KNOW YOUR MEME AND THE HOMOGENIZATION OF WEB HISTORY
Keywords:memes, historiography, Web history, Know Your Meme, research methods

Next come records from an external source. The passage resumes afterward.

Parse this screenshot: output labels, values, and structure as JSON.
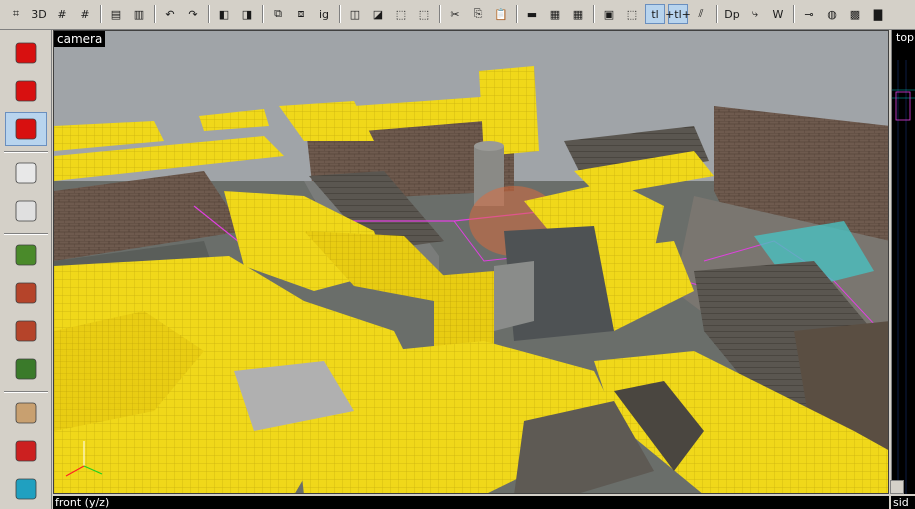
{
  "toolbar": {
    "tools": [
      {
        "name": "grid-toggle-icon",
        "glyph": "⌗"
      },
      {
        "name": "3d-grid-icon",
        "glyph": "3D"
      },
      {
        "name": "grid-smaller-icon",
        "glyph": "#"
      },
      {
        "name": "grid-larger-icon",
        "glyph": "#"
      },
      {
        "name": "group-icon",
        "glyph": "▤"
      },
      {
        "name": "ungroup-icon",
        "glyph": "▥"
      },
      {
        "name": "undo-icon",
        "glyph": "↶"
      },
      {
        "name": "redo-icon",
        "glyph": "↷"
      },
      {
        "name": "carve-icon",
        "glyph": "◧"
      },
      {
        "name": "hollow-icon",
        "glyph": "◨"
      },
      {
        "name": "tie-to-entity-icon",
        "glyph": "⧉"
      },
      {
        "name": "move-to-world-icon",
        "glyph": "⧈"
      },
      {
        "name": "ignore-group-icon",
        "glyph": "ig"
      },
      {
        "name": "cordon-icon",
        "glyph": "◫"
      },
      {
        "name": "cordon-edit-icon",
        "glyph": "◪"
      },
      {
        "name": "cordon-toggle-icon",
        "glyph": "⬚"
      },
      {
        "name": "cordon-new-icon",
        "glyph": "⬚"
      },
      {
        "name": "cut-icon",
        "glyph": "✂"
      },
      {
        "name": "copy-icon",
        "glyph": "⎘"
      },
      {
        "name": "paste-icon",
        "glyph": "📋"
      },
      {
        "name": "texture-lock-icon",
        "glyph": "▬"
      },
      {
        "name": "hide-objects-icon",
        "glyph": "▦"
      },
      {
        "name": "show-objects-icon",
        "glyph": "▦"
      },
      {
        "name": "selection-icon",
        "glyph": "▣"
      },
      {
        "name": "select-mode-icon",
        "glyph": "⬚"
      },
      {
        "name": "texture-lock-toggle-icon",
        "glyph": "tl"
      },
      {
        "name": "texture-scale-lock-icon",
        "glyph": "+tl+"
      },
      {
        "name": "radius-culling-icon",
        "glyph": "⫽"
      },
      {
        "name": "show-displacement-icon",
        "glyph": "Dp"
      },
      {
        "name": "helpers-icon",
        "glyph": "⤷"
      },
      {
        "name": "world-icon",
        "glyph": "W"
      },
      {
        "name": "entity-report-icon",
        "glyph": "⊸"
      },
      {
        "name": "globe-icon",
        "glyph": "◍"
      },
      {
        "name": "overlay-icon",
        "glyph": "▩"
      },
      {
        "name": "color-icon",
        "glyph": "▇"
      }
    ],
    "active": [
      25,
      26
    ]
  },
  "left_tools": [
    {
      "name": "selection-tool-icon",
      "color": "#d81010"
    },
    {
      "name": "magnify-tool-icon",
      "color": "#d81010"
    },
    {
      "name": "camera-tool-icon",
      "color": "#d81010"
    },
    {
      "name": "entity-tool-icon",
      "color": "#e8e8e8"
    },
    {
      "name": "block-tool-icon",
      "color": "#e0e0e0"
    },
    {
      "name": "texture-application-icon",
      "color": "#4a8a2a"
    },
    {
      "name": "apply-current-texture-icon",
      "color": "#b5442a"
    },
    {
      "name": "decal-tool-icon",
      "color": "#b5442a"
    },
    {
      "name": "overlay-tool-icon",
      "color": "#3a7a2a"
    },
    {
      "name": "clipping-tool-icon",
      "color": "#c8a070"
    },
    {
      "name": "vertex-tool-icon",
      "color": "#cc2020"
    },
    {
      "name": "path-tool-icon",
      "color": "#20a0c0"
    }
  ],
  "viewports": {
    "camera_label": "camera",
    "top_label": "top",
    "front_label": "front (y/z)",
    "side_label": "sid"
  },
  "colors": {
    "nodraw_yellow": "#f0d81a",
    "sky_grey": "#a0a4a8",
    "selection_magenta": "#e040e0",
    "background_black": "#000000"
  }
}
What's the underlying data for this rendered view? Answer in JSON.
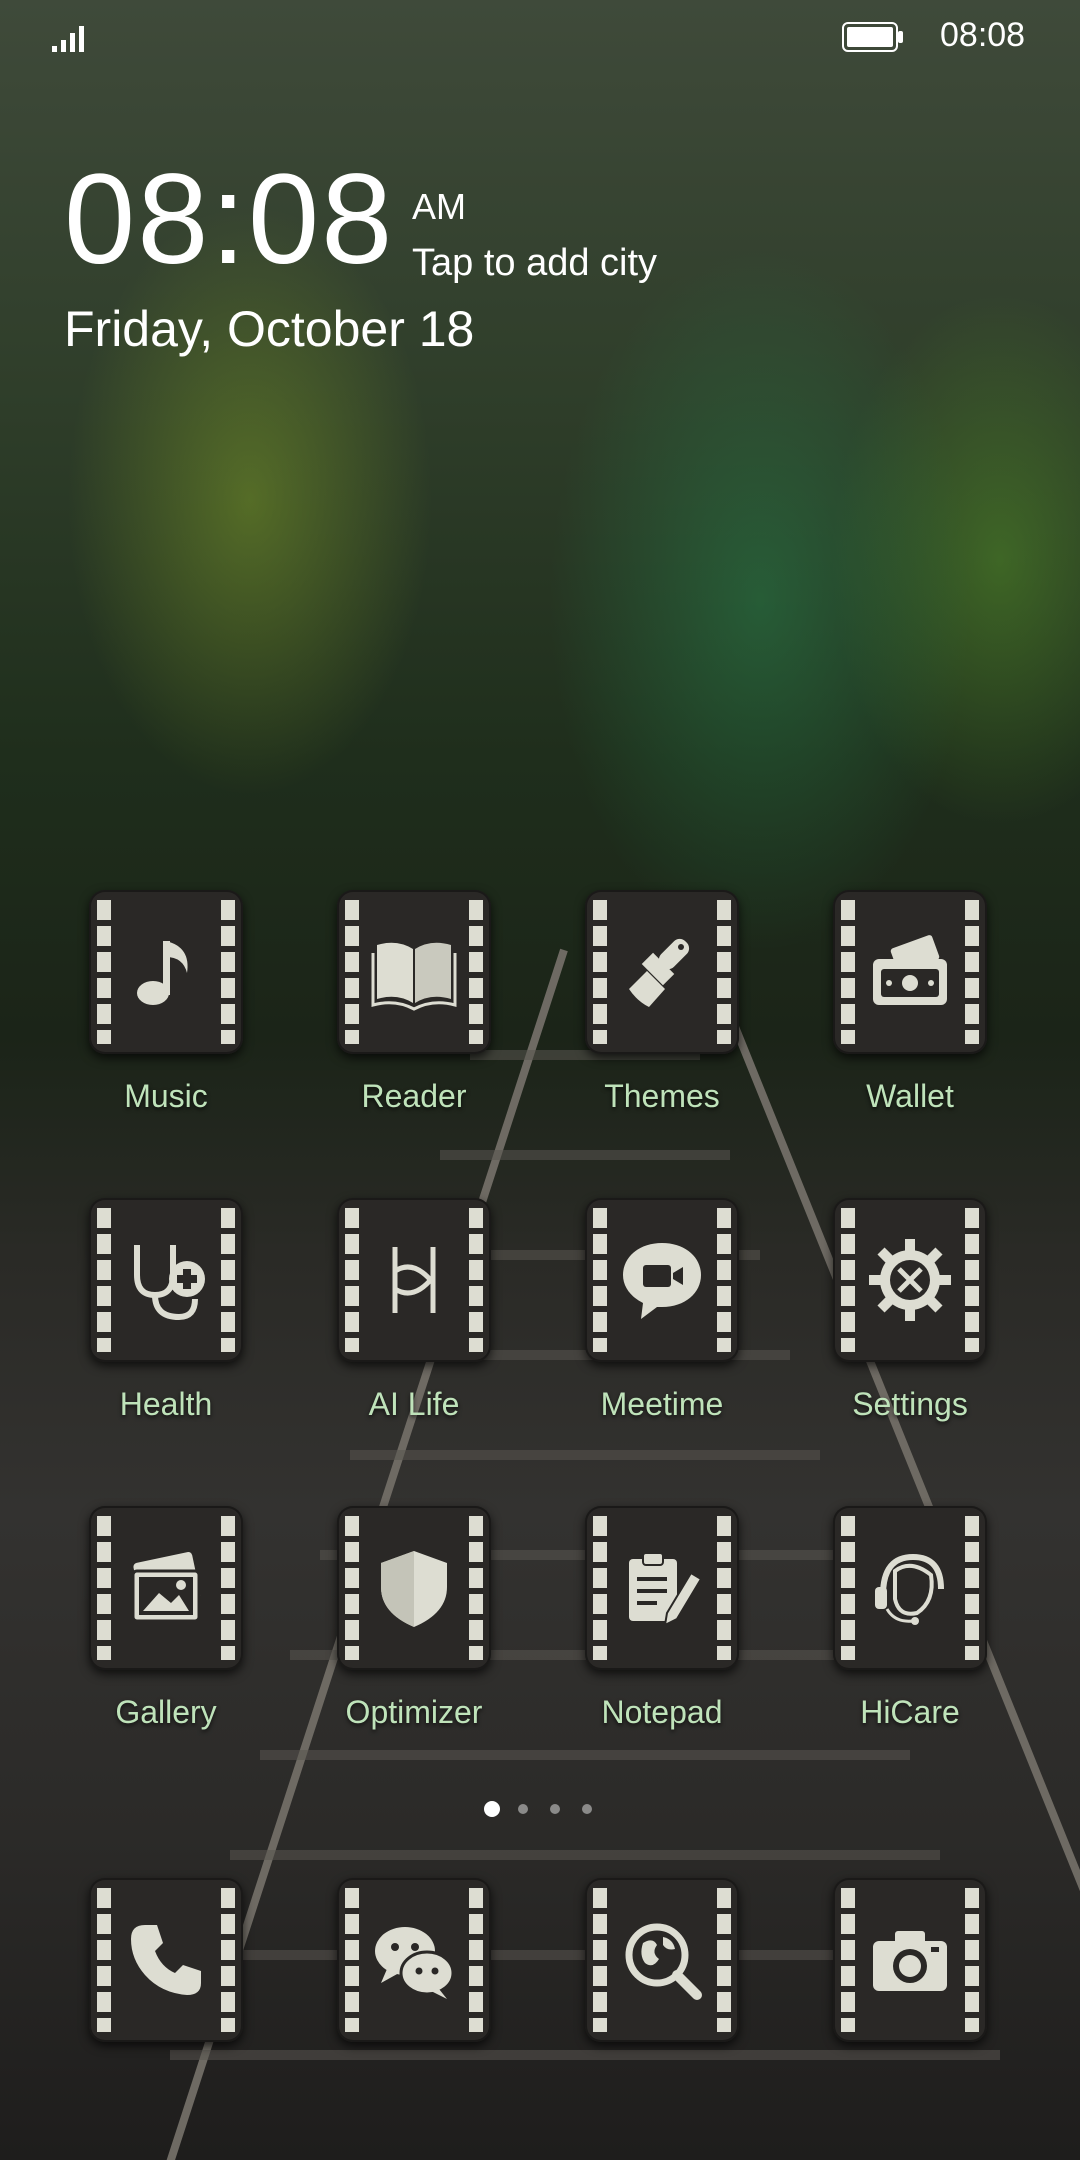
{
  "status_bar": {
    "time": "08:08",
    "signal_icon": "signal-icon",
    "battery_icon": "battery-icon"
  },
  "clock": {
    "time": "08:08",
    "ampm": "AM",
    "city_prompt": "Tap to add city",
    "date": "Friday, October 18"
  },
  "apps": [
    {
      "label": "Music",
      "icon": "music-note-icon"
    },
    {
      "label": "Reader",
      "icon": "book-icon"
    },
    {
      "label": "Themes",
      "icon": "paintbrush-icon"
    },
    {
      "label": "Wallet",
      "icon": "wallet-icon"
    },
    {
      "label": "Health",
      "icon": "stethoscope-icon"
    },
    {
      "label": "AI Life",
      "icon": "ai-life-icon"
    },
    {
      "label": "Meetime",
      "icon": "video-chat-icon"
    },
    {
      "label": "Settings",
      "icon": "gear-icon"
    },
    {
      "label": "Gallery",
      "icon": "gallery-icon"
    },
    {
      "label": "Optimizer",
      "icon": "shield-icon"
    },
    {
      "label": "Notepad",
      "icon": "notepad-icon"
    },
    {
      "label": "HiCare",
      "icon": "headset-icon"
    }
  ],
  "page_indicator": {
    "pages": 4,
    "active_page": 1
  },
  "dock": [
    {
      "icon": "phone-icon"
    },
    {
      "icon": "messages-icon"
    },
    {
      "icon": "browser-icon"
    },
    {
      "icon": "camera-icon"
    }
  ],
  "colors": {
    "label": "#bfe3ba",
    "icon_bg": "#2a2826",
    "icon_fg": "#ddddd2"
  }
}
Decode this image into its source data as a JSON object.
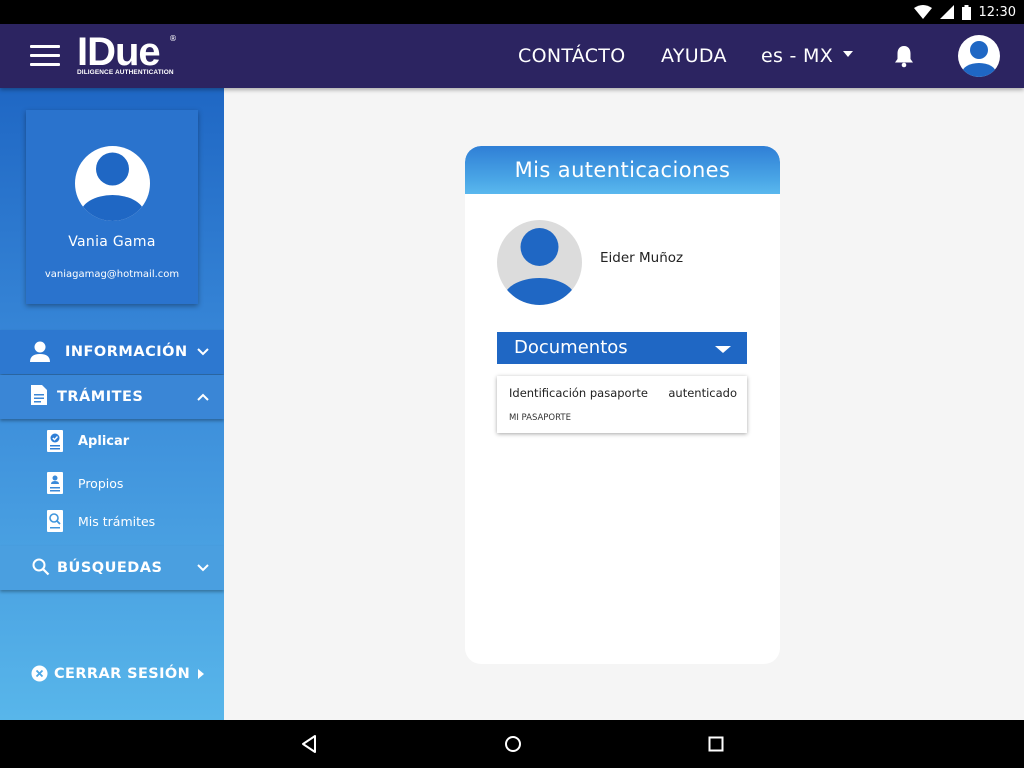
{
  "status_bar": {
    "time": "12:30",
    "icons": [
      "wifi-icon",
      "signal-icon",
      "battery-icon"
    ]
  },
  "header": {
    "logo_text": "IDue",
    "logo_registered": "®",
    "logo_subtitle": "DILIGENCE AUTHENTICATION",
    "nav": {
      "contacto": "CONTÁCTO",
      "ayuda": "AYUDA",
      "language": "es - MX"
    },
    "icons": [
      "menu-icon",
      "bell-icon",
      "user-avatar-icon"
    ]
  },
  "sidebar": {
    "user_name": "Vania Gama",
    "user_email": "vaniagamag@hotmail.com",
    "sections": {
      "informacion": "INFORMACIÓN",
      "tramites": "TRÁMITES",
      "busquedas": "BÚSQUEDAS"
    },
    "tramites_items": {
      "aplicar": "Aplicar",
      "propios": "Propios",
      "mis_tramites": "Mis trámites"
    },
    "logout": "CERRAR SESIÓN"
  },
  "main": {
    "card_title": "Mis autenticaciones",
    "person_name": "Eider Muñoz",
    "documents_header": "Documentos",
    "documents": [
      {
        "title": "Identificación pasaporte",
        "status": "autenticado",
        "subtitle": "MI PASAPORTE"
      }
    ]
  },
  "colors": {
    "app_bar": "#2c2461",
    "accent_blue": "#1f67c4",
    "light_blue": "#58b6ea",
    "background": "#f5f5f5"
  }
}
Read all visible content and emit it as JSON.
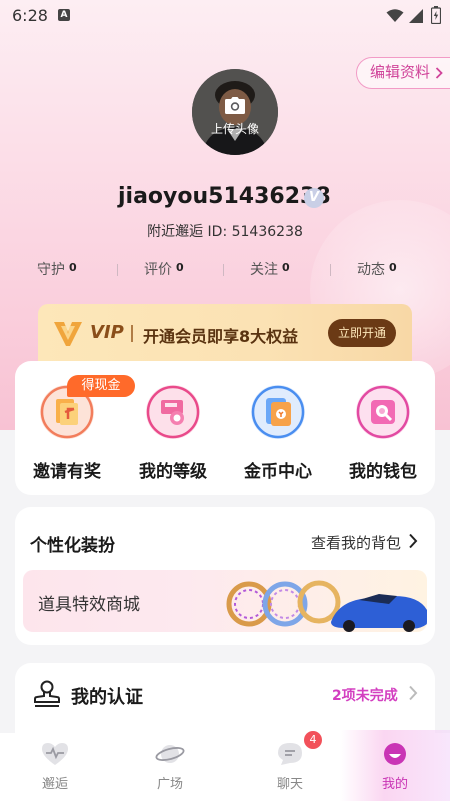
{
  "status_bar": {
    "time": "6:28",
    "app_badge": "A"
  },
  "header": {
    "edit_profile_label": "编辑资料"
  },
  "profile": {
    "avatar_label": "上传头像",
    "username": "jiaoyou51436238",
    "verified_badge": "V",
    "id_line": "附近邂逅 ID: 51436238"
  },
  "stats": [
    {
      "label": "守护",
      "value": "0"
    },
    {
      "label": "评价",
      "value": "0"
    },
    {
      "label": "关注",
      "value": "0"
    },
    {
      "label": "动态",
      "value": "0"
    }
  ],
  "vip": {
    "badge": "VIP",
    "description": "开通会员即享8大权益",
    "button": "立即开通"
  },
  "features": {
    "cash_tag": "得现金",
    "items": [
      {
        "label": "邀请有奖",
        "icon": "invite-gift-icon"
      },
      {
        "label": "我的等级",
        "icon": "level-medal-icon"
      },
      {
        "label": "金币中心",
        "icon": "coin-wallet-icon"
      },
      {
        "label": "我的钱包",
        "icon": "wallet-search-icon"
      }
    ]
  },
  "dressup": {
    "title": "个性化装扮",
    "link": "查看我的背包",
    "banner_text": "道具特效商城"
  },
  "certification": {
    "title": "我的认证",
    "status": "2项未完成"
  },
  "bottom_nav": {
    "items": [
      {
        "label": "邂逅",
        "icon": "heart-pulse-icon"
      },
      {
        "label": "广场",
        "icon": "planet-icon"
      },
      {
        "label": "聊天",
        "icon": "chat-bubble-icon",
        "badge": "4"
      },
      {
        "label": "我的",
        "icon": "profile-face-icon"
      }
    ],
    "active_index": 3
  },
  "colors": {
    "accent": "#c935b5",
    "vip_brown": "#6b3a15",
    "badge_red": "#f2515a",
    "cash_orange": "#ff6a2a"
  }
}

AbstractKnow Your Meme (KYM) is a website devoted to compiling histories, definitions, and examples of internet memes. In the last decade, KYM has become popular among researchers, educators, and day-to-day Web users to understand memes and their meanings. As a result, it has become instrumental in establishing dominant histories of memes on the Web. This paper uses a discursive interface analysis of the KYM website along with the examples of Pepe the Frog, OK Boomer, and niche Facebook meme groups to demonstrate how the website constructs itself as a cultural authority to define and classify memes, and that an overreliance on KYM can have significant stakes. It may overlook entire uses of the meme, potentially downplay harmful ideologies, and generally imply the possibility for a meme to have a single primary meaning. I argue that an overreliance on KYM without acknowledging its limitations tends to overlook the essential plurality of the Web and instead implies a singular history of memes as an element of internet culture. However, KYM can still be a useful resource and to that end, ultimately, I conclude that we should move toward defining KYM as, “a curated collection of user-submitted meme instances and partially crowdsourced definitions.” While KYM is undeniably a useful resource, it is important that those of us who study the histories of the Web are mindful about how we lean upon this particular website and situate it within our work.
How to Cite
Pettis, B. (2021). KNOW YOUR MEME AND THE HOMOGENIZATION OF WEB HISTORY. AoIR Selected Papers of Internet Research, 2021. https://doi.org/10.5210/spir.v2021i0.12009